My publication 'Stubborn Weeds' explores how fashion can become an advocate for today’s back-to-the-land movement that REJECTS capitalism. Engaging in topics such as relocalising our food systems and developing a relationship with our food.
Sustainability is not enough. Sustain what? Our current existence? We must learn how to regenerate and replenish. My work therefore engages with this movement of self-sustenance by challenging the idea of what contemporary fashion should look like, adopting a more regenerative approach to styling and photography. Images have been styled using handmade pieces made from resources found in my own backyard or food itself, that can later be composted or made into a meal.
Inspired by the return of the Victory Garden, memories of my own home-steading childhood and intimate relationship with my garden sparked a desire for positive transformation. Witnessing not only the fragility of our food systems in the face of food shortages but the precarity of our own human vulnerability, I felt an instinctual desire to be more self-sustaining and in tune with the Earth’s natural rhythms.
As we enter a time of critical change and renewal, I believe that powerful imagery and ‘Stubborn Weeds’ will enable people from different spaces to engage with this movement, helping us build a more democratic, more social, more collaborative and more respectful existence from the ground up.

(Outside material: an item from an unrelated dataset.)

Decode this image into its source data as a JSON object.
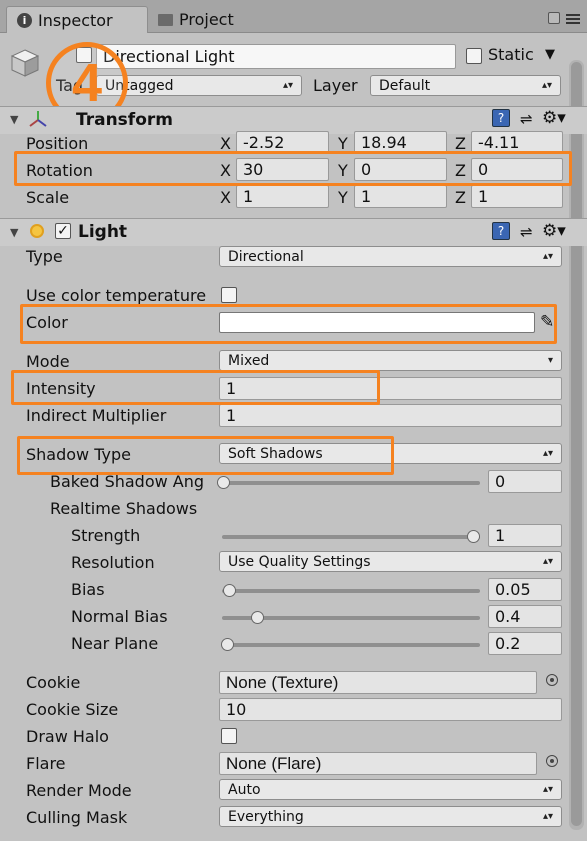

My approach to styling celebrates finding value in food waste and other disregarded materials. From paper structures dyed using food scraps and natural dyes, to blowing hundreds of my chicken and goose eggs to embellish a skirt made from papier-mâché. Other looks include a neckpiece made from carrot tops, a crown made of goose feathers and a dress made from muscle shells. As the afterlife of an image and its by products are rarely thought about, I also wanted to highlight how I was finding solutions to any waste generated whilst creating these looks. Therefore, all leftover food that was used to style these images was made into a carrot pie and shared as a recipe page within my publication. The hand painted backdrops and graphic design and has also been derived from mark-making using vegetable waste and natural dyes - celebrating imperfections and inconsistencies.